What is stopping us from using free software?
I had a funny day yesterday
I'll start with the evening, that I spend as tutor in the RoboLab; a workshop for kids aged 10-18 to build their own robot with some 3d printed parts, an ESP and everything you need of electric equipment to make some wheels move. It's a great project and I have much respect for the people who initiated and still maintain it in their free time with the children.
The space we can use for the project is called Digitallabor (digital lab) and offers anything you would want from a well equipped maker space, including a shelf full of laptops to use while you're working there.
I should not be surprised anymore, but I can't help it
Of course, all laptops run Windows. I picked one, booted up and and saw the fully bloated and ad-loaded standard installation of Windows 10. Last time a search for updates had been performed: early 2019. No customized privacy settings, nothing. Just the standard installation in all its ugliness.
I asked the people running the space why. Why? As this would be the perfect place to introduce the children to free software and even shed some light upon the difference between Free and Open Source Software and proprietary, user despising spyware (of course I did ask in a somewhat more diplomatic manner).
The answers: "The children are used to it.", "It's easier to maintain."
Yes. So last search for updates 2019. That's well maintained.
Regarding the "the children are used to it": I can confirm that children don't give a shit. If it runs Minetest then it's fine. If they have access to a PC or laptop at home at all, because in my experience most of the kids nowadays have exactly two digital media skills anyway: tapping and swiping. So this would be the perfect place to introduce them to free alternatives!
The morning was different
We're a small company with only ~12 employees, most of which are rather non-technical. So there is no IT department. Or in other words: I am the IT department. And our IT department finds it is no longer responsible to run Windows on business PCs (at least in the world outside the US). So yesterday I prepared a new PC with Fedora 38, brought it to my colleagues and asked: "Who dares to try this Linux Desktop?"
Guess who stepped forward instantly and said, "I can do that"? My ~60 year old colleage who was a medical technical assistent when I wasn't even born and a life-long Windows user. We did the initiall configuration, synced her mails and calendars, set-up printers and network drives and went through the most important peculiarities of the GNOME3 desktop. It took about 90 minutes and then she said "I guess I'm fine from here. I'll play around with this a bit to get used to the new apps". I promised her first-level support but she was working without any issues the whole day.
I'm really proud of her
So many people keep telling me it would be too hard, too much reorientation to switch operating systems, but moments like that show me that the problem may lie somewhere else.
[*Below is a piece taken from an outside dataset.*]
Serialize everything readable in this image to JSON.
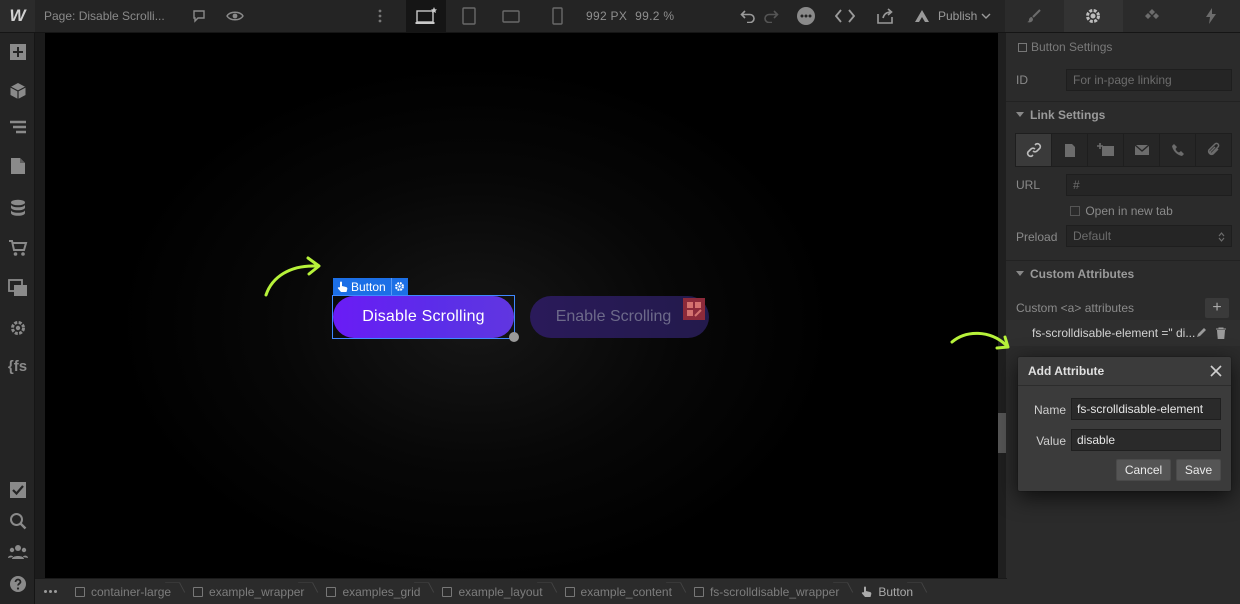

People are afraid of changes. People want to spare the effort. But I think that daring to make a change instead of doing nothing despite better knowledge will be rewarded. The next desktop PC is already prepared, so next week I will ask the question again :)